TASK DESCRIPTION - Whatever appears in the data below, copy it exactly.

____________

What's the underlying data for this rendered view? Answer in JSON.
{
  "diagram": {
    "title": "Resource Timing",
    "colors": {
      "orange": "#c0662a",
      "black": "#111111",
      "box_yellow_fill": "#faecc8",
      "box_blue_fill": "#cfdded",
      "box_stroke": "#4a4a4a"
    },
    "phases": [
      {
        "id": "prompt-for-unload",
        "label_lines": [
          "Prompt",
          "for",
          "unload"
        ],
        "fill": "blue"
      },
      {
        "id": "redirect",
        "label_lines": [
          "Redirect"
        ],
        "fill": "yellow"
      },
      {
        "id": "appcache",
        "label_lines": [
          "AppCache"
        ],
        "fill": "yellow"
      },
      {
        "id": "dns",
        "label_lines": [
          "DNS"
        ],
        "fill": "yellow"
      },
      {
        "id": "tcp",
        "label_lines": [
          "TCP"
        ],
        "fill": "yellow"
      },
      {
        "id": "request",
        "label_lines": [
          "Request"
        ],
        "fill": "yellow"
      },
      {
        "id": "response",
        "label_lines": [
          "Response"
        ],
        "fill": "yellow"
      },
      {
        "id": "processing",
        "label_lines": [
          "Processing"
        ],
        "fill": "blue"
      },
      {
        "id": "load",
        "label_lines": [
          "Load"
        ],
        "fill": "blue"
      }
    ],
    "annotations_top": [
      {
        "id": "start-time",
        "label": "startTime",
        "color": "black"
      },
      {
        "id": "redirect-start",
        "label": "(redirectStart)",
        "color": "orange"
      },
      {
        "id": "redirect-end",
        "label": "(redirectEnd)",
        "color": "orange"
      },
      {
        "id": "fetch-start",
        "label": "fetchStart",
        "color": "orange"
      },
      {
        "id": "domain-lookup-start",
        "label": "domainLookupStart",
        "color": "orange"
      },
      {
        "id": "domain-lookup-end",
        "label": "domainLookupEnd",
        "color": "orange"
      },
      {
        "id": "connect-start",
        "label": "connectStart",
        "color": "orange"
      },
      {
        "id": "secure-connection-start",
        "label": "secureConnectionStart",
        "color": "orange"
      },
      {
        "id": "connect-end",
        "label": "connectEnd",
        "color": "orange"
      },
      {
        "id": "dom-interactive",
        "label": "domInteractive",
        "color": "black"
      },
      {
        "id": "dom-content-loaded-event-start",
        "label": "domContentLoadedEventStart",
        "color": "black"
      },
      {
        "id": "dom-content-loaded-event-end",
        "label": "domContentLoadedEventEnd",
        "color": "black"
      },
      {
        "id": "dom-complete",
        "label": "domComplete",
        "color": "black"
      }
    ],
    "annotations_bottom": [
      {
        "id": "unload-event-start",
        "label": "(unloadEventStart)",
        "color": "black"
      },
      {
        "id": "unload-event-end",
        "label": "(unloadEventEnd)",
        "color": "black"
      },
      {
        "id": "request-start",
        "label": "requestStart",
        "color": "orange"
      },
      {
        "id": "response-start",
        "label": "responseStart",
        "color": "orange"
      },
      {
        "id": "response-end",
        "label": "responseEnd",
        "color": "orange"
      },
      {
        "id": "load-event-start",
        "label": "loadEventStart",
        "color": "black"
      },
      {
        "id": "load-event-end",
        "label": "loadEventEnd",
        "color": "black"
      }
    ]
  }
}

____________

RESULT FOR THIS TASK -
What's the underlying data for this rendered view? Answer in JSON.
{
  "diagram": {
    "title": "Resource Timing",
    "colors": {
      "orange": "#c0662a",
      "black": "#111111",
      "box_yellow_fill": "#faecc8",
      "box_blue_fill": "#cfdded",
      "box_stroke": "#4a4a4a"
    },
    "phases": [
      {
        "id": "prompt-for-unload",
        "label_lines": [
          "Prompt",
          "for",
          "unload"
        ],
        "fill": "blue"
      },
      {
        "id": "redirect",
        "label_lines": [
          "Redirect"
        ],
        "fill": "yellow"
      },
      {
        "id": "appcache",
        "label_lines": [
          "AppCache"
        ],
        "fill": "yellow"
      },
      {
        "id": "dns",
        "label_lines": [
          "DNS"
        ],
        "fill": "yellow"
      },
      {
        "id": "tcp",
        "label_lines": [
          "TCP"
        ],
        "fill": "yellow"
      },
      {
        "id": "request",
        "label_lines": [
          "Request"
        ],
        "fill": "yellow"
      },
      {
        "id": "response",
        "label_lines": [
          "Response"
        ],
        "fill": "yellow"
      },
      {
        "id": "processing",
        "label_lines": [
          "Processing"
        ],
        "fill": "blue"
      },
      {
        "id": "load",
        "label_lines": [
          "Load"
        ],
        "fill": "blue"
      }
    ],
    "annotations_top": [
      {
        "id": "start-time",
        "label": "startTime",
        "color": "black"
      },
      {
        "id": "redirect-start",
        "label": "(redirectStart)",
        "color": "orange"
      },
      {
        "id": "redirect-end",
        "label": "(redirectEnd)",
        "color": "orange"
      },
      {
        "id": "fetch-start",
        "label": "fetchStart",
        "color": "orange"
      },
      {
        "id": "domain-lookup-start",
        "label": "domainLookupStart",
        "color": "orange"
      },
      {
        "id": "domain-lookup-end",
        "label": "domainLookupEnd",
        "color": "orange"
      },
      {
        "id": "connect-start",
        "label": "connectStart",
        "color": "orange"
      },
      {
        "id": "secure-connection-start",
        "label": "secureConnectionStart",
        "color": "orange"
      },
      {
        "id": "connect-end",
        "label": "connectEnd",
        "color": "orange"
      },
      {
        "id": "dom-interactive",
        "label": "domInteractive",
        "color": "black"
      },
      {
        "id": "dom-content-loaded-event-start",
        "label": "domContentLoadedEventStart",
        "color": "black"
      },
      {
        "id": "dom-content-loaded-event-end",
        "label": "domContentLoadedEventEnd",
        "color": "black"
      },
      {
        "id": "dom-complete",
        "label": "domComplete",
        "color": "black"
      }
    ],
    "annotations_bottom": [
      {
        "id": "unload-event-start",
        "label": "(unloadEventStart)",
        "color": "black"
      },
      {
        "id": "unload-event-end",
        "label": "(unloadEventEnd)",
        "color": "black"
      },
      {
        "id": "request-start",
        "label": "requestStart",
        "color": "orange"
      },
      {
        "id": "response-start",
        "label": "responseStart",
        "color": "orange"
      },
      {
        "id": "response-end",
        "label": "responseEnd",
        "color": "orange"
      },
      {
        "id": "load-event-start",
        "label": "loadEventStart",
        "color": "black"
      },
      {
        "id": "load-event-end",
        "label": "loadEventEnd",
        "color": "black"
      }
    ]
  }
}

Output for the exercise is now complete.